*Task item:* For the word "icon", search the records and show each line in which it occurs.

*Input material:*
* * *

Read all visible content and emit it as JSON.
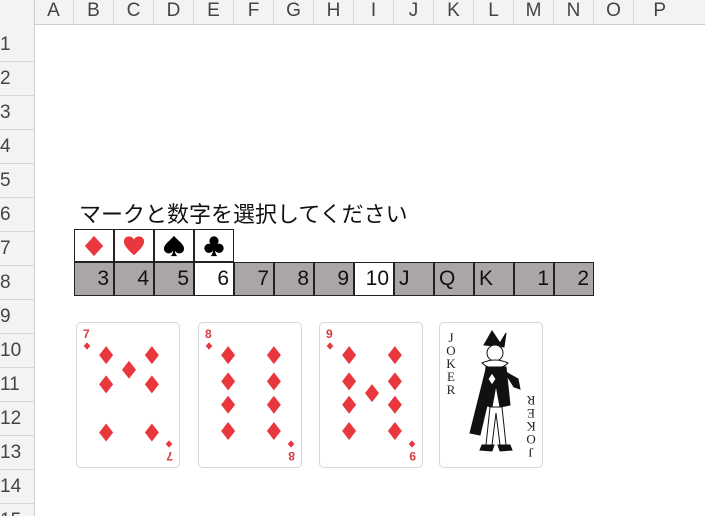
{
  "columns": [
    "A",
    "B",
    "C",
    "D",
    "E",
    "F",
    "G",
    "H",
    "I",
    "J",
    "K",
    "L",
    "M",
    "N",
    "O",
    "P"
  ],
  "rows": [
    "1",
    "2",
    "3",
    "4",
    "5",
    "6",
    "7",
    "8",
    "9",
    "10",
    "11",
    "12",
    "13",
    "14",
    "15"
  ],
  "instruction": "マークと数字を選択してください",
  "suits": [
    {
      "name": "diamond",
      "icon": "diamond-icon",
      "color": "#e8383d"
    },
    {
      "name": "heart",
      "icon": "heart-icon",
      "color": "#e8383d"
    },
    {
      "name": "spade",
      "icon": "spade-icon",
      "color": "#000000"
    },
    {
      "name": "club",
      "icon": "club-icon",
      "color": "#000000"
    }
  ],
  "numbers": [
    {
      "label": "3",
      "align": "right",
      "selected": false
    },
    {
      "label": "4",
      "align": "right",
      "selected": false
    },
    {
      "label": "5",
      "align": "right",
      "selected": false
    },
    {
      "label": "6",
      "align": "right",
      "selected": true
    },
    {
      "label": "7",
      "align": "right",
      "selected": false
    },
    {
      "label": "8",
      "align": "right",
      "selected": false
    },
    {
      "label": "9",
      "align": "right",
      "selected": false
    },
    {
      "label": "10",
      "align": "right",
      "selected": true
    },
    {
      "label": "J",
      "align": "left",
      "selected": false
    },
    {
      "label": "Q",
      "align": "left",
      "selected": false
    },
    {
      "label": "K",
      "align": "left",
      "selected": false
    },
    {
      "label": "1",
      "align": "right",
      "selected": false
    },
    {
      "label": "2",
      "align": "right",
      "selected": false
    }
  ],
  "cards": [
    {
      "rank": "7",
      "suit": "diamond"
    },
    {
      "rank": "8",
      "suit": "diamond"
    },
    {
      "rank": "9",
      "suit": "diamond"
    },
    {
      "rank": "JOKER",
      "suit": "joker"
    }
  ],
  "colors": {
    "red_suit": "#e8383d",
    "black_suit": "#000000",
    "cell_gray": "#aaa6a6",
    "header_bg": "#f3f3f3"
  }
}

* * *

*Task result:*
      "icon": "diamond-icon",
      "icon": "heart-icon",
      "icon": "spade-icon",
      "icon": "club-icon",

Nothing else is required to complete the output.